The UBER direction.

Apparently my credit card is attached to her Uber account, and I just received the bill.

In one month, she charged 18 Uber rides.  She also charged seven “car shares” and one $14 Metro ride.  I don’t even know what a “car share” is.  What I do know is that one shared a car to Maryland on November 17 for $35.75 and another shared a ride back on November 18 for $28.88.  Who in the heck was she spending the night with in a different state?  She says it was a Camp Seafarer reunion.  Yada, yada, yada.  I don’t care if she was spending the night with the Pope… he needs to pick her up from campus in his large white window filled bus.

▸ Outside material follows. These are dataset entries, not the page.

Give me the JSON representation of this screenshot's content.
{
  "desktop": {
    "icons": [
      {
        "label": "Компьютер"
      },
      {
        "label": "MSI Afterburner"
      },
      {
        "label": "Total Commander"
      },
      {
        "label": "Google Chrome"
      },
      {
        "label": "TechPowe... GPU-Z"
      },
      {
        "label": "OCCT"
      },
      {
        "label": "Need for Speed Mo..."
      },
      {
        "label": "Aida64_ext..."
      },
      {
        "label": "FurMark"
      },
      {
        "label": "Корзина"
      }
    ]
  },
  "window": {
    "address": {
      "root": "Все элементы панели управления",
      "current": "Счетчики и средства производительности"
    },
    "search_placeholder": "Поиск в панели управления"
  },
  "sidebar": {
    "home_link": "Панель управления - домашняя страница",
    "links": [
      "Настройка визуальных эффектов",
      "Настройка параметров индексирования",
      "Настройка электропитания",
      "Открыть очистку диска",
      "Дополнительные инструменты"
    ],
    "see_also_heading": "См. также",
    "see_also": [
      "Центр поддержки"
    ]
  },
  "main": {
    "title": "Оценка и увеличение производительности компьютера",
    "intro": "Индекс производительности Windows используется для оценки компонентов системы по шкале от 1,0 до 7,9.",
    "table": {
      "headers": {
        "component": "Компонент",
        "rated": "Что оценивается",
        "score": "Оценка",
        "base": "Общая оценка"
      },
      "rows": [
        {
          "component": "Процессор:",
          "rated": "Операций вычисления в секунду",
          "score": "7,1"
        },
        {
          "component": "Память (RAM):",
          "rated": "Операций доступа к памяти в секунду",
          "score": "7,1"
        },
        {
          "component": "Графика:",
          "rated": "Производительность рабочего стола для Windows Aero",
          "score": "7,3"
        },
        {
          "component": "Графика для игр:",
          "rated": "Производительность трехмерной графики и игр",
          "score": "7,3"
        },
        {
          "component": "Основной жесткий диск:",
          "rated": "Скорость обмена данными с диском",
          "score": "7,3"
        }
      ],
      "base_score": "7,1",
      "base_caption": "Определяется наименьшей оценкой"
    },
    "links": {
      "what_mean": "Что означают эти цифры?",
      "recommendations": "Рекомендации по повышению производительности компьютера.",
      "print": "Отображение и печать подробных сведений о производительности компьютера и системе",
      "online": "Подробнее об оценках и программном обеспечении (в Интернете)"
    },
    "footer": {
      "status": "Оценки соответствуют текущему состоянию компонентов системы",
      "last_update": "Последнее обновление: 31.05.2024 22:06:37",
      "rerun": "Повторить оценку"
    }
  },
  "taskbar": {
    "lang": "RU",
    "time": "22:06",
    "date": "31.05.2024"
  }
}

I asked her, “Are you taking Uber across campus to class?  You can’t do that!  You must walk!  That’s part of the college experience.”

She told me she once went to the zoo, and it was educational.

“Well what about the other 17 rides?”

“Dad, there are two charges for every one destination.  You ride there AND back.”

She did have a point.

She then explained that it could have been worse.  She has often been using UberPOOL which sticks you in a car with complete strangers allowing you to split the cost.  In fact, she forwarded me an email she received from email@uber.com.  It said, and I quote,

WOW!  You’re pretty savvy.  By choosing to ride UberPOOL, you saved $95.55 in 2016.  

She should have forwarded that to me because she didn’t save anything by using UberPOOL.  Cause she didn’t pay for Uber.  I DID!!  We had over $180 worth of transportation charges in the month of November.  AHHHH.

I didn’t know I was going to have to include Uber in my monthly expenditures.  Jimini Christmas!  These girls are slowly breaking me into little, bitty pieces.  I’m a shell of the man I used to be.